Search Results

You are looking at 81 - 90 of 292 items for :

  • "phonology" x
  • All content x
Clear All

The paper examines the development of the Hindi adjectival suffix vala, how the Sanskrit pala (m) 'guard, protector' was used figuratively, and after centuries how the phonologically changed form carries the extended meaning 'occupied with something'.

Restricted access

This paper discusses a phenomenon of Latin phonology, word-initial extrasyllabic s, a subcase of what is traditionally called s impurum. Extrasyllabic s behaves unlike other consonants in syllabification, especially at morpheme boundaries, where resyllabification takes place. The odd behaviour of initial extrasyllabic s in poetry is explained not on the basis of clashing metrical conventions but on the basis of principles inherent in the phonological system of Latin.

Restricted access
Acta Linguistica Hungarica
Authors: Zsófia Gyarmathy and Gábor Recski

Bárkányi, Zsuzsanna — Zoltán Kiss to appear. A phonetically-based approach to the phonology of v . A case study from Hungarian and Slovak. To appear in Interface explorations , Mouton de Gruyter, Berlin & New York

Full access

During speaking, the mental lexicon is accessed (i) to select the necessary words, and (ii) to retrieve their phonological and syntactic patterns. However, the nature of real-time activation of words and phonological rules is largely unknown. In Hungarian, voicing assimilation is a relatively strong phonological process prevailing both within and across words. While a lot is known about its phonological nature as well as its phonetic outcome, the temporal patterns of its implementation during speech production have not been analyzed yet. This paper deals with the temporal coding of voicing assimilation (i) in language acquisition, (ii) in spontaneous speech (of subjects of various ages), and (iii) in repetition tasks. Results show that (i) by the age of 4 Hungarian-speaking children acquire this phonological rule without mistakes, (ii) in spontaneous speech successful voicing assimilation depends on certain time limits partly depending also on the total temporal organization of speech coding, and (iii) without the higher-level semantic and syntactic organization of speech (shadowing task), subjects are not able to plan the encoding of voicing assimilation processes as securely as they do in spontaneous speech.

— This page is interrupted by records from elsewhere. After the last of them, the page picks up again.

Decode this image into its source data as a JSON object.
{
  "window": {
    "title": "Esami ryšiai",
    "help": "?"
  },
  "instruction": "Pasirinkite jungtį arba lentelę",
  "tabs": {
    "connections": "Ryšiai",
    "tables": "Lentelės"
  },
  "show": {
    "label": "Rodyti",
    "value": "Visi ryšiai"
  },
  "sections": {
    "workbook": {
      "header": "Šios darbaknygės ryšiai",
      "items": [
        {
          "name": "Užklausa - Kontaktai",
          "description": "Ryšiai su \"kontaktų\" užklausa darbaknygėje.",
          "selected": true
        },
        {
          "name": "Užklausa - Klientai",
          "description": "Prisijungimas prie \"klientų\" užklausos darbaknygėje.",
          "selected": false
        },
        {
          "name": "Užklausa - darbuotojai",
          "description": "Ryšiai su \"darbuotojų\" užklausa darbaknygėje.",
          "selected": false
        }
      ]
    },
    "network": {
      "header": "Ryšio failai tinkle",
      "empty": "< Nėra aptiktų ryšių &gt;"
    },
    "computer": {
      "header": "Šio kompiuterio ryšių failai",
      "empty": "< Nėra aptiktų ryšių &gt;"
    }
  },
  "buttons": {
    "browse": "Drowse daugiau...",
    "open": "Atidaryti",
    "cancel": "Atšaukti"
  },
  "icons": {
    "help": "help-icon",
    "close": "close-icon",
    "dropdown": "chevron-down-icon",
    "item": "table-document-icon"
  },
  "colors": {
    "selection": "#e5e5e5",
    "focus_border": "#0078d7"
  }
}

Full access
Pszichológia
Authors: László Séra, György Révész, Dóra Vajda, and Róbert Járai

.pdf . 30. Kinsey , K. , Hansen , P. C. , Chase , C. H. ( 2006 ): Dorsal stream associations with orthographic and phonological processing . NeuroPeport , 17 , 335 – 339

Restricted access

There are several phonological categories whose markedness-as inferred from typical markedness metrics- fails to match the representational complexity posited for them. More specifically, glottal stops, geminate clusters, and onsetless syllables are representationally the simplest of their category, yet other criteria, like implicational hierarchies, mark them as special. This paper aims at comprehending this paradox.

Full access

-179). Lexical conservativism 157 179 Szigetvári, Péter (1999) VC Phonology: a theory of consonant lenition and phonotactics. PhD Dissertation, Eötvös Loránd

Restricted access

Archangeli, Diana — Keiichiro Suzuki 1997. The Yokuts challenge. In: Iggy Roca (ed.): Derivations and constraints in phonology, 197–226. Clarendon Press, Oxford. Suzuki K

Full access

This article defines convenience in foreign language teaching as a neces­sity to adapt teaching process to students' needs and expectations. On the basis of their teaching experience with Chinese learners, Ms Charmet and Ms Martin present a thorough error analysis and thus propose a method which is conform to Chinese way of thinking as well as to Chinese learning habits: amusing activities which lead students from repetition drills to a reflective and creative language use, with special attention to phonological difficulties.

Restricted access

This study presents some of the most important phonological and grammatical phenomena which show the evolution of Late Latin in the Roman province of Britannia. The investigation is based on a corpus of inscriptions on stone (established by Collingwood and Wright). The Vulgar Latin of Britannia seems not very different from that of other provinces, but the progression of certain changes is slower. The author insists on the different origins of soldiers and colonists who took part in the romanization of the island.

Restricted access